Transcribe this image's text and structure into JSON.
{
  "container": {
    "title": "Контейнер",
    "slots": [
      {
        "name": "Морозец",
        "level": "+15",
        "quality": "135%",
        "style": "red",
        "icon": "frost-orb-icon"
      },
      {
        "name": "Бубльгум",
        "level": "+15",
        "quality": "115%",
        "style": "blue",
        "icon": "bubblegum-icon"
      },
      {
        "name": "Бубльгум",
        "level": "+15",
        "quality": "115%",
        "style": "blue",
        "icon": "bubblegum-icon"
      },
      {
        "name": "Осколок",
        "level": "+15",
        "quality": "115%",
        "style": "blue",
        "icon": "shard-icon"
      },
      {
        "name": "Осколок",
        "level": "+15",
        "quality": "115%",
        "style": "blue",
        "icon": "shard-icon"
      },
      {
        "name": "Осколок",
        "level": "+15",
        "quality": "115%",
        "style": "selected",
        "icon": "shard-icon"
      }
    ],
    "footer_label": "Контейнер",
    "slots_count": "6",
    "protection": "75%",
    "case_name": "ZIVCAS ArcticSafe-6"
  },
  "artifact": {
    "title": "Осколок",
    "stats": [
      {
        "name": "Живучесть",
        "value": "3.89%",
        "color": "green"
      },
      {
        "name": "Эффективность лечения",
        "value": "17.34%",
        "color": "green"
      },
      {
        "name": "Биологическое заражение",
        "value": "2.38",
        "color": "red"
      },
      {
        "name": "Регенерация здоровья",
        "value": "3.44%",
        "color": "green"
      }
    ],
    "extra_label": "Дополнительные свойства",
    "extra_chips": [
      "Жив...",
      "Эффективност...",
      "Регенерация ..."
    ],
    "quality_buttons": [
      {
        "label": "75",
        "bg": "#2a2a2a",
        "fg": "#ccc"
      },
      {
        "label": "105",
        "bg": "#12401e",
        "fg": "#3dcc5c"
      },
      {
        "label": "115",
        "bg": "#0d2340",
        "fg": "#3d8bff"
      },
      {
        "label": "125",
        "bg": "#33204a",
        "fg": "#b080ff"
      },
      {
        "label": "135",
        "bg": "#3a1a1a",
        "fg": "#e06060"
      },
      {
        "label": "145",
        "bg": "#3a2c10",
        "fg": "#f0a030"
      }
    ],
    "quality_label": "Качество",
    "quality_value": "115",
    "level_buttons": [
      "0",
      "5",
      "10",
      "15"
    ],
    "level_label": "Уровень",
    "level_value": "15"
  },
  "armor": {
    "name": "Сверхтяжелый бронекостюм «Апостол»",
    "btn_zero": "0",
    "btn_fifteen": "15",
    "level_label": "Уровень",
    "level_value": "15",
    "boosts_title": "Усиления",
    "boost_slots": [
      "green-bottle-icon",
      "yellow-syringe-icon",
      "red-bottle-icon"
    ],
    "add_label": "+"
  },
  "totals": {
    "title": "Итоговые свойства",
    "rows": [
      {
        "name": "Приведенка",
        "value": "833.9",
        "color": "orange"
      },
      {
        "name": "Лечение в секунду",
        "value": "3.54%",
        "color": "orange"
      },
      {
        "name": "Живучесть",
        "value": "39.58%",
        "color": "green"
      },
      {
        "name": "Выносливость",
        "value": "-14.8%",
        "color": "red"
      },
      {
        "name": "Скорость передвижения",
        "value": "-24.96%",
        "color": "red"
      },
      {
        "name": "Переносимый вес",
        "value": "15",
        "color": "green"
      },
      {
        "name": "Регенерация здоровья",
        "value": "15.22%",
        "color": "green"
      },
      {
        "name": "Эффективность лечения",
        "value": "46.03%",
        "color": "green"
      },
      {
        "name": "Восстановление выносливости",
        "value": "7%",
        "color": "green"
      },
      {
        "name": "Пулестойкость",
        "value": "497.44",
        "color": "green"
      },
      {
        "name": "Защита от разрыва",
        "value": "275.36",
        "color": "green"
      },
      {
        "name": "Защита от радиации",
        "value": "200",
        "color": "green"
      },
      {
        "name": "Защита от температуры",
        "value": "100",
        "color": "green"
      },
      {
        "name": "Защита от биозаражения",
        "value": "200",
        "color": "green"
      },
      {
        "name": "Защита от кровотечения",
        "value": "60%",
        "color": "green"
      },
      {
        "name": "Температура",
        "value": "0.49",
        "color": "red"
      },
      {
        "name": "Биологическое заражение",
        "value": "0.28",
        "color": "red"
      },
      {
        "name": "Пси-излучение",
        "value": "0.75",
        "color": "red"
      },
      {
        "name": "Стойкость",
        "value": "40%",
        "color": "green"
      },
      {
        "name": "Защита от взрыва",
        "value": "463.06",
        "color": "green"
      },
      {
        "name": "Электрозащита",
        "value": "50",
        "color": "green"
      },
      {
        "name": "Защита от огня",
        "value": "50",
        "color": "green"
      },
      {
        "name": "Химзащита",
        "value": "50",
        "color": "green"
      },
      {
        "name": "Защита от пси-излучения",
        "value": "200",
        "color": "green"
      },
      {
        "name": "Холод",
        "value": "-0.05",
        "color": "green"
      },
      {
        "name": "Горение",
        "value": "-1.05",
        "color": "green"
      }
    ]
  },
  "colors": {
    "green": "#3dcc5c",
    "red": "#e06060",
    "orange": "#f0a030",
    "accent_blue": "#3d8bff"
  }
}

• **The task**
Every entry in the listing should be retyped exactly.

• **Worked solution**
Transcribe this image's text and structure into JSON.
{
  "container": {
    "title": "Контейнер",
    "slots": [
      {
        "name": "Морозец",
        "level": "+15",
        "quality": "135%",
        "style": "red",
        "icon": "frost-orb-icon"
      },
      {
        "name": "Бубльгум",
        "level": "+15",
        "quality": "115%",
        "style": "blue",
        "icon": "bubblegum-icon"
      },
      {
        "name": "Бубльгум",
        "level": "+15",
        "quality": "115%",
        "style": "blue",
        "icon": "bubblegum-icon"
      },
      {
        "name": "Осколок",
        "level": "+15",
        "quality": "115%",
        "style": "blue",
        "icon": "shard-icon"
      },
      {
        "name": "Осколок",
        "level": "+15",
        "quality": "115%",
        "style": "blue",
        "icon": "shard-icon"
      },
      {
        "name": "Осколок",
        "level": "+15",
        "quality": "115%",
        "style": "selected",
        "icon": "shard-icon"
      }
    ],
    "footer_label": "Контейнер",
    "slots_count": "6",
    "protection": "75%",
    "case_name": "ZIVCAS ArcticSafe-6"
  },
  "artifact": {
    "title": "Осколок",
    "stats": [
      {
        "name": "Живучесть",
        "value": "3.89%",
        "color": "green"
      },
      {
        "name": "Эффективность лечения",
        "value": "17.34%",
        "color": "green"
      },
      {
        "name": "Биологическое заражение",
        "value": "2.38",
        "color": "red"
      },
      {
        "name": "Регенерация здоровья",
        "value": "3.44%",
        "color": "green"
      }
    ],
    "extra_label": "Дополнительные свойства",
    "extra_chips": [
      "Жив...",
      "Эффективност...",
      "Регенерация ..."
    ],
    "quality_buttons": [
      {
        "label": "75",
        "bg": "#2a2a2a",
        "fg": "#ccc"
      },
      {
        "label": "105",
        "bg": "#12401e",
        "fg": "#3dcc5c"
      },
      {
        "label": "115",
        "bg": "#0d2340",
        "fg": "#3d8bff"
      },
      {
        "label": "125",
        "bg": "#33204a",
        "fg": "#b080ff"
      },
      {
        "label": "135",
        "bg": "#3a1a1a",
        "fg": "#e06060"
      },
      {
        "label": "145",
        "bg": "#3a2c10",
        "fg": "#f0a030"
      }
    ],
    "quality_label": "Качество",
    "quality_value": "115",
    "level_buttons": [
      "0",
      "5",
      "10",
      "15"
    ],
    "level_label": "Уровень",
    "level_value": "15"
  },
  "armor": {
    "name": "Сверхтяжелый бронекостюм «Апостол»",
    "btn_zero": "0",
    "btn_fifteen": "15",
    "level_label": "Уровень",
    "level_value": "15",
    "boosts_title": "Усиления",
    "boost_slots": [
      "green-bottle-icon",
      "yellow-syringe-icon",
      "red-bottle-icon"
    ],
    "add_label": "+"
  },
  "totals": {
    "title": "Итоговые свойства",
    "rows": [
      {
        "name": "Приведенка",
        "value": "833.9",
        "color": "orange"
      },
      {
        "name": "Лечение в секунду",
        "value": "3.54%",
        "color": "orange"
      },
      {
        "name": "Живучесть",
        "value": "39.58%",
        "color": "green"
      },
      {
        "name": "Выносливость",
        "value": "-14.8%",
        "color": "red"
      },
      {
        "name": "Скорость передвижения",
        "value": "-24.96%",
        "color": "red"
      },
      {
        "name": "Переносимый вес",
        "value": "15",
        "color": "green"
      },
      {
        "name": "Регенерация здоровья",
        "value": "15.22%",
        "color": "green"
      },
      {
        "name": "Эффективность лечения",
        "value": "46.03%",
        "color": "green"
      },
      {
        "name": "Восстановление выносливости",
        "value": "7%",
        "color": "green"
      },
      {
        "name": "Пулестойкость",
        "value": "497.44",
        "color": "green"
      },
      {
        "name": "Защита от разрыва",
        "value": "275.36",
        "color": "green"
      },
      {
        "name": "Защита от радиации",
        "value": "200",
        "color": "green"
      },
      {
        "name": "Защита от температуры",
        "value": "100",
        "color": "green"
      },
      {
        "name": "Защита от биозаражения",
        "value": "200",
        "color": "green"
      },
      {
        "name": "Защита от кровотечения",
        "value": "60%",
        "color": "green"
      },
      {
        "name": "Температура",
        "value": "0.49",
        "color": "red"
      },
      {
        "name": "Биологическое заражение",
        "value": "0.28",
        "color": "red"
      },
      {
        "name": "Пси-излучение",
        "value": "0.75",
        "color": "red"
      },
      {
        "name": "Стойкость",
        "value": "40%",
        "color": "green"
      },
      {
        "name": "Защита от взрыва",
        "value": "463.06",
        "color": "green"
      },
      {
        "name": "Электрозащита",
        "value": "50",
        "color": "green"
      },
      {
        "name": "Защита от огня",
        "value": "50",
        "color": "green"
      },
      {
        "name": "Химзащита",
        "value": "50",
        "color": "green"
      },
      {
        "name": "Защита от пси-излучения",
        "value": "200",
        "color": "green"
      },
      {
        "name": "Холод",
        "value": "-0.05",
        "color": "green"
      },
      {
        "name": "Горение",
        "value": "-1.05",
        "color": "green"
      }
    ]
  },
  "colors": {
    "green": "#3dcc5c",
    "red": "#e06060",
    "orange": "#f0a030",
    "accent_blue": "#3d8bff"
  }
}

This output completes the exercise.